Task to complete
Copy only the lines from the one containing "Extract the structured" through the final line of the records below, exactly as written, with no pictures.

Items from a dataset
+---+
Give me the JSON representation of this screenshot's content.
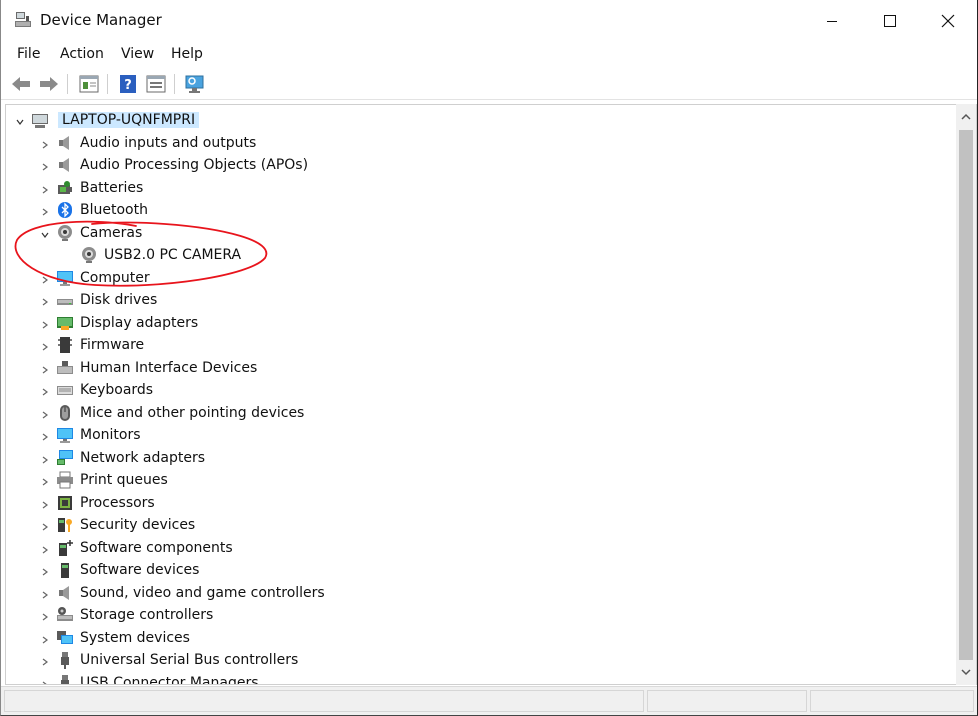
{
  "window": {
    "title": "Device Manager",
    "controls": {
      "minimize_icon": "minimize-icon",
      "maximize_icon": "maximize-icon",
      "close_icon": "close-icon"
    }
  },
  "menu": [
    "File",
    "Action",
    "View",
    "Help"
  ],
  "toolbar": {
    "buttons": [
      "back-icon",
      "forward-icon",
      "properties-icon",
      "help-icon",
      "details-icon",
      "scan-hardware-icon"
    ]
  },
  "tree": {
    "root": {
      "label": "LAPTOP-UQNFMPRI",
      "expanded": true,
      "selected": true
    },
    "categories": [
      {
        "label": "Audio inputs and outputs",
        "icon": "speaker-icon"
      },
      {
        "label": "Audio Processing Objects (APOs)",
        "icon": "speaker-icon"
      },
      {
        "label": "Batteries",
        "icon": "battery-icon"
      },
      {
        "label": "Bluetooth",
        "icon": "bluetooth-icon"
      },
      {
        "label": "Cameras",
        "icon": "camera-icon",
        "expanded": true,
        "children": [
          {
            "label": "USB2.0 PC CAMERA",
            "icon": "camera-icon"
          }
        ]
      },
      {
        "label": "Computer",
        "icon": "computer-icon"
      },
      {
        "label": "Disk drives",
        "icon": "disk-drive-icon"
      },
      {
        "label": "Display adapters",
        "icon": "display-adapter-icon"
      },
      {
        "label": "Firmware",
        "icon": "firmware-icon"
      },
      {
        "label": "Human Interface Devices",
        "icon": "hid-icon"
      },
      {
        "label": "Keyboards",
        "icon": "keyboard-icon"
      },
      {
        "label": "Mice and other pointing devices",
        "icon": "mouse-icon"
      },
      {
        "label": "Monitors",
        "icon": "monitor-icon"
      },
      {
        "label": "Network adapters",
        "icon": "network-adapter-icon"
      },
      {
        "label": "Print queues",
        "icon": "printer-icon"
      },
      {
        "label": "Processors",
        "icon": "processor-icon"
      },
      {
        "label": "Security devices",
        "icon": "security-device-icon"
      },
      {
        "label": "Software components",
        "icon": "software-component-icon"
      },
      {
        "label": "Software devices",
        "icon": "software-device-icon"
      },
      {
        "label": "Sound, video and game controllers",
        "icon": "sound-controller-icon"
      },
      {
        "label": "Storage controllers",
        "icon": "storage-controller-icon"
      },
      {
        "label": "System devices",
        "icon": "system-device-icon"
      },
      {
        "label": "Universal Serial Bus controllers",
        "icon": "usb-icon"
      },
      {
        "label": "USB Connector Managers",
        "icon": "usb-icon"
      }
    ]
  },
  "annotation": {
    "shape": "ellipse",
    "color": "#e8141c",
    "encircles": "Cameras"
  },
  "colors": {
    "selection": "#cce8ff",
    "scrollbar_thumb": "#c1c1c1"
  }
}
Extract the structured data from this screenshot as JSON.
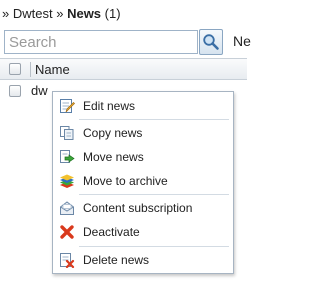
{
  "breadcrumb": {
    "prefix": "»",
    "parent": "Dwtest",
    "separator": "»",
    "current": "News",
    "count": "(1)"
  },
  "search": {
    "placeholder": "Search",
    "next_label_partial": "Ne"
  },
  "grid": {
    "columns": [
      "Name"
    ],
    "rows": [
      {
        "name": "dw"
      }
    ]
  },
  "context_menu": {
    "items": [
      {
        "label": "Edit news",
        "icon": "edit-icon"
      },
      {
        "label": "Copy news",
        "icon": "copy-icon"
      },
      {
        "label": "Move news",
        "icon": "move-icon"
      },
      {
        "label": "Move to archive",
        "icon": "archive-icon"
      },
      {
        "label": "Content subscription",
        "icon": "subscription-icon"
      },
      {
        "label": "Deactivate",
        "icon": "deactivate-icon"
      },
      {
        "label": "Delete news",
        "icon": "delete-icon"
      }
    ]
  },
  "colors": {
    "accent_border": "#a7b4c2",
    "deactivate_red": "#d9391c",
    "move_green": "#3aa63a"
  }
}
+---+
Task answer
Extract the structured data from this screenshot as JSON.
{
  "breadcrumb": {
    "prefix": "»",
    "parent": "Dwtest",
    "separator": "»",
    "current": "News",
    "count": "(1)"
  },
  "search": {
    "placeholder": "Search",
    "next_label_partial": "Ne"
  },
  "grid": {
    "columns": [
      "Name"
    ],
    "rows": [
      {
        "name": "dw"
      }
    ]
  },
  "context_menu": {
    "items": [
      {
        "label": "Edit news",
        "icon": "edit-icon"
      },
      {
        "label": "Copy news",
        "icon": "copy-icon"
      },
      {
        "label": "Move news",
        "icon": "move-icon"
      },
      {
        "label": "Move to archive",
        "icon": "archive-icon"
      },
      {
        "label": "Content subscription",
        "icon": "subscription-icon"
      },
      {
        "label": "Deactivate",
        "icon": "deactivate-icon"
      },
      {
        "label": "Delete news",
        "icon": "delete-icon"
      }
    ]
  },
  "colors": {
    "accent_border": "#a7b4c2",
    "deactivate_red": "#d9391c",
    "move_green": "#3aa63a"
  }
}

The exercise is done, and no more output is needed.